Cover crops provide a range of possible benefits besides weed management, Presley said. They can often build soil organic matter which help reduce soil compaction and can prevent soil erosion. Plus, some cover crops can save fertilizer costs by scavenging nutrients or adding nitrogen to the soil through fixation.
They also conserve moisture by reducing evapotranspiration while using up excess moisture when soils are very wet, she said. Cover crops protect water quality by reducing phosphorus runoff and they add diversity to the soil biosphere, she added.
There can be drawbacks, however, starting with costs.
“There are costs involved in the seed and equipment use for planting cover crops,” Presley said. “Planting and terminating cover crops may require one or more additional passes through the field, and those costs have to be considered.”
Cover crops can lead to unwanted use of soil moisture when soils are dry, which can cause problems for the following cash crop, Presley said.
When it comes to terminating the cover crop, the timing can be inconvenient and the ability to terminate can be a challenge in some cases, she added.
It’s important to consider ahead of time how to terminate the cover crop along with how any weed species present will be controlled, the specialists said.
“A residual herbicide may need to be included with the burndown application in some cases when terminating the cover crop chemically,” Dille said.
The standard recommendation is to spray/terminate the cover crops at least two weeks before planting corn or soybean crops in eastern Kansas. Check with crop insurance providers, U.S. Department of Agriculture-Farm Service Agency, or Natural Resources Conservation Service offices for local rules on termination timing, particularly in the western half of Kansas, Presley added.
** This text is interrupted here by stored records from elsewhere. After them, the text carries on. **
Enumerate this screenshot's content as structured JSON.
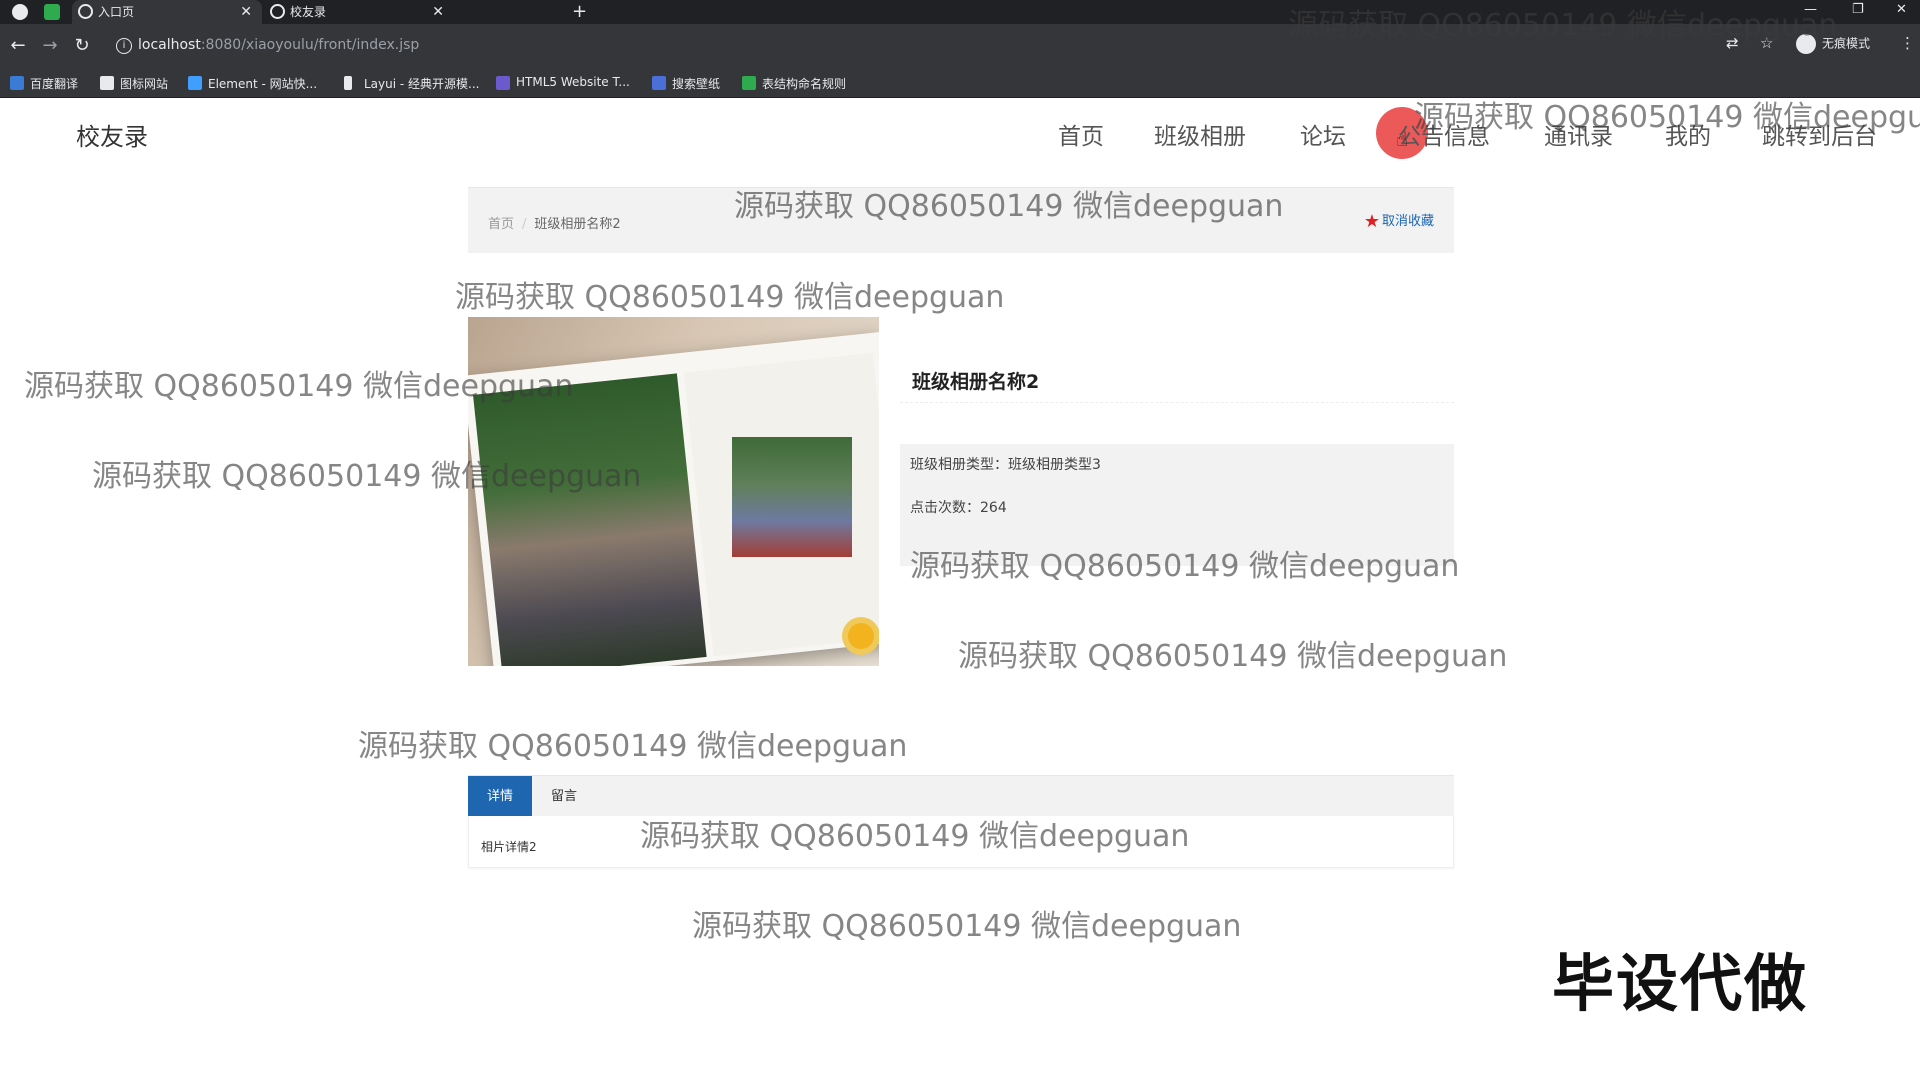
{
  "browser": {
    "tabs": [
      {
        "label": "入口页",
        "active": true
      },
      {
        "label": "校友录",
        "active": false
      }
    ],
    "new_tab": "+",
    "url_host": "localhost",
    "url_rest": ":8080/xiaoyoulu/front/index.jsp",
    "incognito_label": "无痕模式",
    "bookmarks": [
      {
        "label": "百度翻译",
        "color": "#3a7bd5"
      },
      {
        "label": "图标网站",
        "color": "#e8eaed"
      },
      {
        "label": "Element - 网站快...",
        "color": "#409eff"
      },
      {
        "label": "Layui - 经典开源模...",
        "color": "#e8eaed"
      },
      {
        "label": "HTML5 Website T...",
        "color": "#6a5acd"
      },
      {
        "label": "搜索壁纸",
        "color": "#4a6fd8"
      },
      {
        "label": "表结构命名规则",
        "color": "#2eaa4f"
      }
    ]
  },
  "site": {
    "brand": "校友录",
    "nav": [
      "首页",
      "班级相册",
      "论坛",
      "公告信息",
      "通讯录",
      "我的",
      "跳转到后台"
    ],
    "accent_color": "#1e66b0"
  },
  "breadcrumb": {
    "home": "首页",
    "separator": "/",
    "current": "班级相册名称2"
  },
  "favorite": {
    "star": "★",
    "label": "取消收藏"
  },
  "album": {
    "title": "班级相册名称2",
    "type_line": "班级相册类型：班级相册类型3",
    "clicks_label": "点击次数：",
    "clicks": "264"
  },
  "detail_tabs": {
    "active": "详情",
    "other": "留言",
    "content": "相片详情2"
  },
  "watermark": "源码获取 QQ86050149 微信deepguan",
  "stamp": "毕设代做"
}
Some cover crops will die out naturally from freezing and not require active termination.
When deciding which cover crop to plant, Presley and Dille suggest certain resources:
- Midwest Cover Crops Councils’ Cover Crop Decision Tool; (http://www.mccc.msu.edu/selectorintro.html) data available for Kansas
- Managing Cover Crops Profitably, (http://www.sare.org/Learning-Center/Books/Managing-Cover-Crops-Profitably-3rd-Edition) 3rd Edition, SARE publication
- Integrating Cover Crops in Soybean Rotations, Challenges and Recommendations for the North Central Region (http://mccc.msu.edu/documents/2015Integrating_CoverCrops_Soybeans.pdf) Published by Midwest Cover Crops Council.
Spring pea/oats cover crop reduced Palmer amaranth size in K-State trial
MANHATTAN, Kan. -- A cover crop trial in spring 2015 showed how effective a good stand of cover crops can be in reducing weed problems, said Anita Dille, Kansas State University weed scientist.
In the trial, the cover crop was a mixture of spring peas and oats.
At the time the cover crop mixture was terminated in mid-May, Dille said, it was evident that the Palmer amaranth, a problem weed in Kansas and other states, was much larger in the field without a cover crop than in the field with the cover crop mixture.
The Palmer amaranth present in both fields still needed to be controlled before soybeans were planted, but it was easier to control them in the cover crop field where the Palmer amaranth plants are smaller. Many of these Palmer amaranth were glyphosate-resistant, so some would have survived a glyphosate-only termination method in either field. There was a better chance of control with a glyphosate-plus-residual treatment.
Also, the cover crop residue remaining on the surface and the subsequent soybean crop that was no-till planted into that residue provided further weed suppression.
So, in the field with the cover crop, there were fewer Palmer amaranth plants and the plants were smaller, easier to control, and smothered by the cover crop after terminating.
K-State Research and Extension is a short name for the Kansas State University Agricultural Experiment Station and Cooperative Extension Service, a program designed to generate and distribute useful knowledge for the well-being of Kansans. Supported by county, state, federal and private funds, the program has county Extension offices, experiment fields, area Extension offices and regional research centers statewide. Its headquarters is on the K-State campus, Manhattan.